Friday, October 29, 2010

early morning

I had stumbled, bleary-eyed off the bus the other day as I usually do and trundled up to the mall where I work, putting the little earphones of my MP3 player in my ears. I sat inside on a bench (it was cloudy and a bit miserable outside the huge wall of glass that is the entrance) and lost myself in the tales of Odysseus for a while. Homer's writing is really quite vivid. I always imagined somehow it would be dry and difficult, but I have found it interesting in too many ways to count.

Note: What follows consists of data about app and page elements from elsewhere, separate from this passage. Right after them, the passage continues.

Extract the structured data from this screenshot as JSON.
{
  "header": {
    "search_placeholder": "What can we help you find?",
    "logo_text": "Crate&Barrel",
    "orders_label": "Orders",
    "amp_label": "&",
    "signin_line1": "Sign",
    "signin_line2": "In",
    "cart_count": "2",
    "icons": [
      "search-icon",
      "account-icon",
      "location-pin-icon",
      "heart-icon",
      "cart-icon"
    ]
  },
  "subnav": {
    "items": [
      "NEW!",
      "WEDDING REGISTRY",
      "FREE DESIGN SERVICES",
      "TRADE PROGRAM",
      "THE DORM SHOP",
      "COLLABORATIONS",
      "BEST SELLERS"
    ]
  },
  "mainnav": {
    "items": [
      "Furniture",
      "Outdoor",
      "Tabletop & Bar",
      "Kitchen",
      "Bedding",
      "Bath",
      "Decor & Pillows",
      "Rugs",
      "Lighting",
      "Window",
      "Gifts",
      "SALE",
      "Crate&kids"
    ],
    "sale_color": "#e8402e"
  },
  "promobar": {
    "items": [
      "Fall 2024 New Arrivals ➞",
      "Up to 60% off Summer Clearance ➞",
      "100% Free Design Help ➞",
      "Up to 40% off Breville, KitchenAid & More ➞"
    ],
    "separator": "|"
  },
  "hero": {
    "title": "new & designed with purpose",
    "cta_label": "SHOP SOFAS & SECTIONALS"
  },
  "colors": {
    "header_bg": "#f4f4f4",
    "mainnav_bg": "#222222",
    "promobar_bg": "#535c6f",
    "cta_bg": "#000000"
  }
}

I learnt about epics backwards. In high school drama classes, I learned about Brecht's "epic theatre" of the twentieth century, in which the whole story is told beforehand so that suspense can be no distraction from the importance of the content of the story, the action all happens in episodes and repetitive phrases were used frequently throughout. The Odyssey - the original epic - has all these aspects. The events described in the epic are all told by characters to assemblies of other characters in the style of a kind of oral poetry. The repeated phrases in the Odyssey become as beautiful as a litany. "Dawn came, fresh and rosy-fingered" is probably my favourite. Homer - when he rather than one of his characters is telling the story - also takes great care to describe the small and personal actions of his characters. The care with which Telemachus' (Odysseus' son) nurse extinguishes the lamp in his room and does other perfectly ordinary yet perfectly wonderful actions when he goes to sleep at night is simply and lovingly described. Homer actually becomes so attached to one of his characters (a loyal and humble swineherd) that he addresses him directly throughout the story.

I glanced up from my book and because I had forgotten my cellphone at home (it was that kind of morning) I wanted to wait outside to see if anyone else was at work. I put the book back in my bag carefully, but I left the music playing in my ears. I walked out towards the parking lot through the glass doors, and when I walked out I walked out into something sublime.

A vast expanse of concrete was splashed with shining remains of the the rain, the water reflecting the blue panorama and gargantuan white-grey clouds above. The wind gushed around me, making everything fresh and it seemed like you could do anything or be anything in that space. It reminded me of all the times I walked across parking lots with dear friends, exploring worlds with our words and escaping the homes and shops and other people. Seeing that wide, exciting expanse was like a promise that although those other times may be past, new explorations await. I can experience my own odyssey, and live to tell the tales carefully and lovingly.

No comments:

Post a Comment